(Data extract):
::::::::
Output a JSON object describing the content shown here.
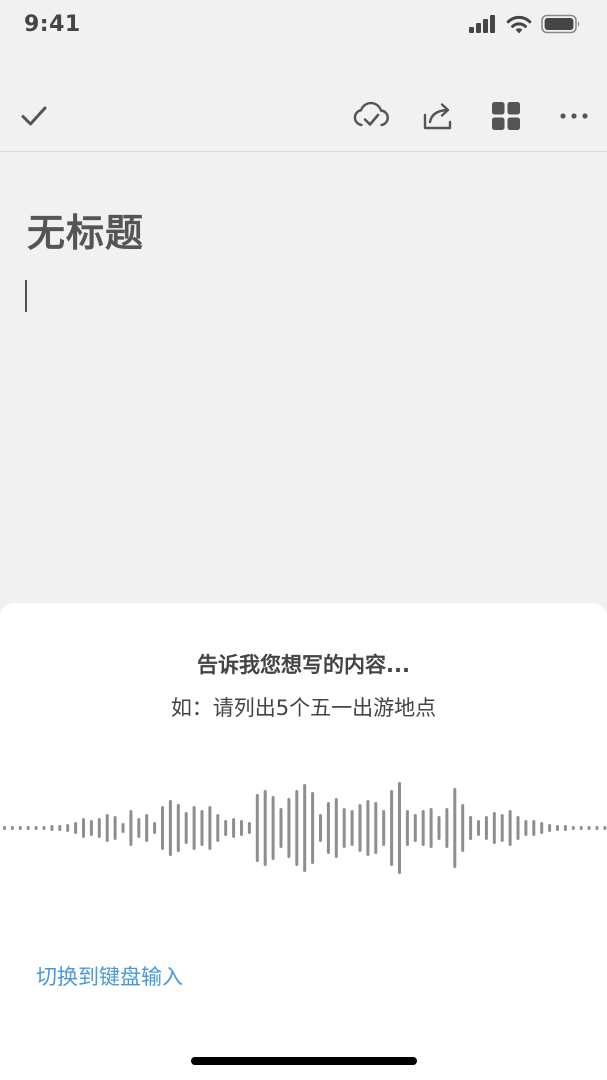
{
  "status_bar": {
    "time": "9:41",
    "icons": [
      "cellular-signal-icon",
      "wifi-icon",
      "battery-icon"
    ]
  },
  "toolbar": {
    "left_icon": "checkmark-icon",
    "right_icons": [
      "cloud-sync-check-icon",
      "share-icon",
      "grid-view-icon",
      "more-options-icon"
    ]
  },
  "document": {
    "title": "无标题",
    "body": ""
  },
  "voice_sheet": {
    "prompt": "告诉我您想写的内容...",
    "example": "如：请列出5个五一出游地点",
    "switch_to_keyboard_label": "切换到键盘输入",
    "waveform_levels": [
      2,
      2,
      2,
      2,
      2,
      2,
      3,
      3,
      4,
      6,
      10,
      8,
      10,
      14,
      12,
      5,
      18,
      10,
      14,
      6,
      22,
      28,
      24,
      16,
      22,
      18,
      22,
      14,
      8,
      10,
      8,
      6,
      34,
      38,
      32,
      20,
      30,
      38,
      44,
      36,
      14,
      26,
      30,
      20,
      18,
      24,
      28,
      26,
      18,
      38,
      46,
      18,
      14,
      18,
      20,
      12,
      20,
      40,
      24,
      12,
      8,
      12,
      16,
      14,
      18,
      12,
      8,
      8,
      6,
      4,
      3,
      3,
      2,
      2,
      2,
      2,
      2
    ]
  },
  "colors": {
    "background": "#f1f1f1",
    "sheet": "#ffffff",
    "icon": "#555555",
    "waveform": "#8e8e8e",
    "link": "#4a98d8"
  }
}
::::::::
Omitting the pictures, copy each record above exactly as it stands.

Output a JSON object describing the content shown here.
{
  "status_bar": {
    "time": "9:41",
    "icons": [
      "cellular-signal-icon",
      "wifi-icon",
      "battery-icon"
    ]
  },
  "toolbar": {
    "left_icon": "checkmark-icon",
    "right_icons": [
      "cloud-sync-check-icon",
      "share-icon",
      "grid-view-icon",
      "more-options-icon"
    ]
  },
  "document": {
    "title": "无标题",
    "body": ""
  },
  "voice_sheet": {
    "prompt": "告诉我您想写的内容...",
    "example": "如：请列出5个五一出游地点",
    "switch_to_keyboard_label": "切换到键盘输入",
    "waveform_levels": [
      2,
      2,
      2,
      2,
      2,
      2,
      3,
      3,
      4,
      6,
      10,
      8,
      10,
      14,
      12,
      5,
      18,
      10,
      14,
      6,
      22,
      28,
      24,
      16,
      22,
      18,
      22,
      14,
      8,
      10,
      8,
      6,
      34,
      38,
      32,
      20,
      30,
      38,
      44,
      36,
      14,
      26,
      30,
      20,
      18,
      24,
      28,
      26,
      18,
      38,
      46,
      18,
      14,
      18,
      20,
      12,
      20,
      40,
      24,
      12,
      8,
      12,
      16,
      14,
      18,
      12,
      8,
      8,
      6,
      4,
      3,
      3,
      2,
      2,
      2,
      2,
      2
    ]
  },
  "colors": {
    "background": "#f1f1f1",
    "sheet": "#ffffff",
    "icon": "#555555",
    "waveform": "#8e8e8e",
    "link": "#4a98d8"
  }
}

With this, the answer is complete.